WORK INSTRUCTIONS:
The count of lines below that include the string "core" is the whole answer.

───── RECORDED INFORMATION ─────

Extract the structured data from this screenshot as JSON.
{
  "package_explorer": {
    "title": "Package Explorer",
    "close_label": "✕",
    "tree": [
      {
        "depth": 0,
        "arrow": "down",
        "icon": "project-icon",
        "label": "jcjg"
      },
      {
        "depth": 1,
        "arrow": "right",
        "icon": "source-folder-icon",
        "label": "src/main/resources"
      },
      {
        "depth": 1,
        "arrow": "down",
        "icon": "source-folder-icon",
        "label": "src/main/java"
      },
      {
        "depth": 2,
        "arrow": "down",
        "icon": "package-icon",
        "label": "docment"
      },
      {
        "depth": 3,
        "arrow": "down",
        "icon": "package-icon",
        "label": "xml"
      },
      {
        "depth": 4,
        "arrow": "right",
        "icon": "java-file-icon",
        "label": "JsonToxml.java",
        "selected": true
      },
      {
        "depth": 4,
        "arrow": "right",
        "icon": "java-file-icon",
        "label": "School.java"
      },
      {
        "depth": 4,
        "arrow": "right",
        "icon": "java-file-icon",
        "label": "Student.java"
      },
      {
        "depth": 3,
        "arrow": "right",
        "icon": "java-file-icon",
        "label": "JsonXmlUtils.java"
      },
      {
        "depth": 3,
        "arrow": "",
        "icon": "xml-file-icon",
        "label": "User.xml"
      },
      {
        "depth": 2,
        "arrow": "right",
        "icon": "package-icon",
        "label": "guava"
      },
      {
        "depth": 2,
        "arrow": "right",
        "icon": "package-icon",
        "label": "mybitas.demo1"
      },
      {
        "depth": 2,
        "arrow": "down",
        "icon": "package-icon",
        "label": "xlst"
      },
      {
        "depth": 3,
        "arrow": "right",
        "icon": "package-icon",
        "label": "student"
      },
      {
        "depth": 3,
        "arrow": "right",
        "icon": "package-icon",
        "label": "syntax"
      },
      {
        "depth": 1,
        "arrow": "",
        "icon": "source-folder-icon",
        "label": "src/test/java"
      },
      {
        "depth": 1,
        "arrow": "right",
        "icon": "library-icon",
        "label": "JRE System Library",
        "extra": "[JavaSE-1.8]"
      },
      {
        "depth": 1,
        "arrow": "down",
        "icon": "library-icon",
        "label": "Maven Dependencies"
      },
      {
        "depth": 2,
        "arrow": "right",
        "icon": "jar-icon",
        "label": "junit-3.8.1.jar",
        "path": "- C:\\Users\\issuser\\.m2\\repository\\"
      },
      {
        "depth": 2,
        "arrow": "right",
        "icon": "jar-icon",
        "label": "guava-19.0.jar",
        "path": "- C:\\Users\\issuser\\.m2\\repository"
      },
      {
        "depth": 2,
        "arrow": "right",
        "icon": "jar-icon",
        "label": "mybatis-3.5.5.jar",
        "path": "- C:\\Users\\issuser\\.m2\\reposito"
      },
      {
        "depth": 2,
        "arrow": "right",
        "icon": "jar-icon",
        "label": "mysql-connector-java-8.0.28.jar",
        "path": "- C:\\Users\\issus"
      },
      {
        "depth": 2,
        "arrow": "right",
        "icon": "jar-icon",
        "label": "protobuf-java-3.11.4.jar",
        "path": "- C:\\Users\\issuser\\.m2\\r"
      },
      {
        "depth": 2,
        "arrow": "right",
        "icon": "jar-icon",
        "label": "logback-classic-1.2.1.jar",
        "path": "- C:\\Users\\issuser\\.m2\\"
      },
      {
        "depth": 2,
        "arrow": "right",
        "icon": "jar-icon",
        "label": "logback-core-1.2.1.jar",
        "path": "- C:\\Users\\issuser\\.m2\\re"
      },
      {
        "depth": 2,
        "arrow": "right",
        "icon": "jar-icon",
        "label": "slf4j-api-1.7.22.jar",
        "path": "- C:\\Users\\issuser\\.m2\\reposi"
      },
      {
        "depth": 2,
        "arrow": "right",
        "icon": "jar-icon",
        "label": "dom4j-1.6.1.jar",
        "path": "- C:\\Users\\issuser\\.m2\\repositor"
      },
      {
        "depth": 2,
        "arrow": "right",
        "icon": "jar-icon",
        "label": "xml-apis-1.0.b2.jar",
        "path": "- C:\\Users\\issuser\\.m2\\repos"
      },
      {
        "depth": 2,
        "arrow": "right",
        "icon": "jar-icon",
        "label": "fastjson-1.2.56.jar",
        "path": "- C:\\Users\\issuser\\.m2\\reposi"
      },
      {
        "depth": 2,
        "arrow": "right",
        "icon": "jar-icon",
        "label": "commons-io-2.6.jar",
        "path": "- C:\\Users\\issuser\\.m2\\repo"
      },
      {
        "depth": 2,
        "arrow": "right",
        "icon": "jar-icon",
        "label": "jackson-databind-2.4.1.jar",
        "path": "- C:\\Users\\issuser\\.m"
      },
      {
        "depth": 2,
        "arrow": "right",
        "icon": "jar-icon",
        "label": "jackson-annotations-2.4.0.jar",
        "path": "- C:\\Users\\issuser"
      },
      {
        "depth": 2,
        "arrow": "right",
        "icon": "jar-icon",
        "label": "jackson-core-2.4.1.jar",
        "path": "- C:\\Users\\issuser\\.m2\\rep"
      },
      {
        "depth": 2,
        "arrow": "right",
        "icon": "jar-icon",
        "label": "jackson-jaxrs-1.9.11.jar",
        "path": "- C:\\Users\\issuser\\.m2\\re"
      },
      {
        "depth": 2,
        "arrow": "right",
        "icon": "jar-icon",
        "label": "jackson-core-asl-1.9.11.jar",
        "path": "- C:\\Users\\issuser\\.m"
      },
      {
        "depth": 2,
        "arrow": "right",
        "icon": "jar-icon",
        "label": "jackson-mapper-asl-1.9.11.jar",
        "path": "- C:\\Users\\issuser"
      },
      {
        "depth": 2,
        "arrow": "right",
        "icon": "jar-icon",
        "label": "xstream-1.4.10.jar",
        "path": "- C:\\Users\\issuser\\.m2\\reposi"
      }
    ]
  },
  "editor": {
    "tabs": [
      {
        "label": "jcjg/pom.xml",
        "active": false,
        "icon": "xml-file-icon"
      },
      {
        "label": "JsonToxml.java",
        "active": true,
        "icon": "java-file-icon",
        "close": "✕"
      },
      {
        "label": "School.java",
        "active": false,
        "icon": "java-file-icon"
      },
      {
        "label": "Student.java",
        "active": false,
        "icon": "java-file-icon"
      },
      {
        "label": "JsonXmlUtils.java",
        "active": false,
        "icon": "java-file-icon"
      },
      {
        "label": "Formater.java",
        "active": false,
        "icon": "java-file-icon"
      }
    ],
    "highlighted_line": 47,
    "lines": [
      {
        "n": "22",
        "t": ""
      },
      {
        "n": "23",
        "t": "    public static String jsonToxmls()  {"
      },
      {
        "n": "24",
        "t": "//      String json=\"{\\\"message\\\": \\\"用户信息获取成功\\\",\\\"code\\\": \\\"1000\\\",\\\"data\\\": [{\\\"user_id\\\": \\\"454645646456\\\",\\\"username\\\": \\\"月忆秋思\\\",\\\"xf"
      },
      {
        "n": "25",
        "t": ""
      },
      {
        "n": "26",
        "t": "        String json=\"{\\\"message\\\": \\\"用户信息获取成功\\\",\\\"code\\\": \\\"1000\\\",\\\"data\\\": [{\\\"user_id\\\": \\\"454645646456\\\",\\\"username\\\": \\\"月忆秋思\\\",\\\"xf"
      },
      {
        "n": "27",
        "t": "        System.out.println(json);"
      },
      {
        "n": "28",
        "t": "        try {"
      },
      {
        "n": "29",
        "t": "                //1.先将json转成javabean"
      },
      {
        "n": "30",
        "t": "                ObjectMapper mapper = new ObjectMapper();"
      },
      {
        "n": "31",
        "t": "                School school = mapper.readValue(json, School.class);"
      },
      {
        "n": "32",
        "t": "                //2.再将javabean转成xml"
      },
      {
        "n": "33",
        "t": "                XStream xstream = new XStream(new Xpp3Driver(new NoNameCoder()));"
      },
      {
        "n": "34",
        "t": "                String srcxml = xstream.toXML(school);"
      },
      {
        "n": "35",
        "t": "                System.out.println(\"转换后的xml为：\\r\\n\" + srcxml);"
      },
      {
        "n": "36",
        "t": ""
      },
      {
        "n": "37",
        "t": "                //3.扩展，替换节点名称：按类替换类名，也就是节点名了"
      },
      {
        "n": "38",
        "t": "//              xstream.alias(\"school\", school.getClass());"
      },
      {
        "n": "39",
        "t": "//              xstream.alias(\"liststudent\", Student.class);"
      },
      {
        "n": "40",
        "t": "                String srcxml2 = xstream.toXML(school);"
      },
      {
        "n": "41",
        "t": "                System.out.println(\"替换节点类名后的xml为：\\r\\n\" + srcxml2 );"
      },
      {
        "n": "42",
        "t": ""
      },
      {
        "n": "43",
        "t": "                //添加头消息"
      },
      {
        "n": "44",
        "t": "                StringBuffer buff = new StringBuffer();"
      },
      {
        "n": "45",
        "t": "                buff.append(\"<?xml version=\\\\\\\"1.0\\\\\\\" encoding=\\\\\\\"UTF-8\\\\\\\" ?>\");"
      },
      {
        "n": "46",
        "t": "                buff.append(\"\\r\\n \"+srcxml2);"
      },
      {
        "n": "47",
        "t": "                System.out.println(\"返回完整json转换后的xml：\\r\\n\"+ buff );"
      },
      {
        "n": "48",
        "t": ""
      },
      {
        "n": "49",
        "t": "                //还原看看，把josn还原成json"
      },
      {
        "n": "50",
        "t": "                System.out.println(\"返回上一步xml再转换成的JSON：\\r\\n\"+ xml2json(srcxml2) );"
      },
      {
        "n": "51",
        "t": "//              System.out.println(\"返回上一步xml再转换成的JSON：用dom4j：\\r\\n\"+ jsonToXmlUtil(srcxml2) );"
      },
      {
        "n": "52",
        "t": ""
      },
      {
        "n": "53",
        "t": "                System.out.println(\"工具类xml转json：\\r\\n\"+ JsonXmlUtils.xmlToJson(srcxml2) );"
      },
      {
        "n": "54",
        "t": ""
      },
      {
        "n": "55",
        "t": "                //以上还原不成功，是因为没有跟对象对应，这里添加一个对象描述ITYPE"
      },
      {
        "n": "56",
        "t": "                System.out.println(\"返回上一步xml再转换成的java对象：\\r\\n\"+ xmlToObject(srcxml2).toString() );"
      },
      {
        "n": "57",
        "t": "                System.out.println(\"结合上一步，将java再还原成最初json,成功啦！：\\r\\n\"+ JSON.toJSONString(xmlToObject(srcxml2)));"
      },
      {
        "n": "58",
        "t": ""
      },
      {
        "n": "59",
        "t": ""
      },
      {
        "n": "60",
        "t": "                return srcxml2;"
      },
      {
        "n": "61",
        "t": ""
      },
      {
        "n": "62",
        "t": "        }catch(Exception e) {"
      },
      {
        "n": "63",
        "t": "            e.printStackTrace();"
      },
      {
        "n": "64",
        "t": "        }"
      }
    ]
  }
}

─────

SOLUTION TO THIS TASK:
3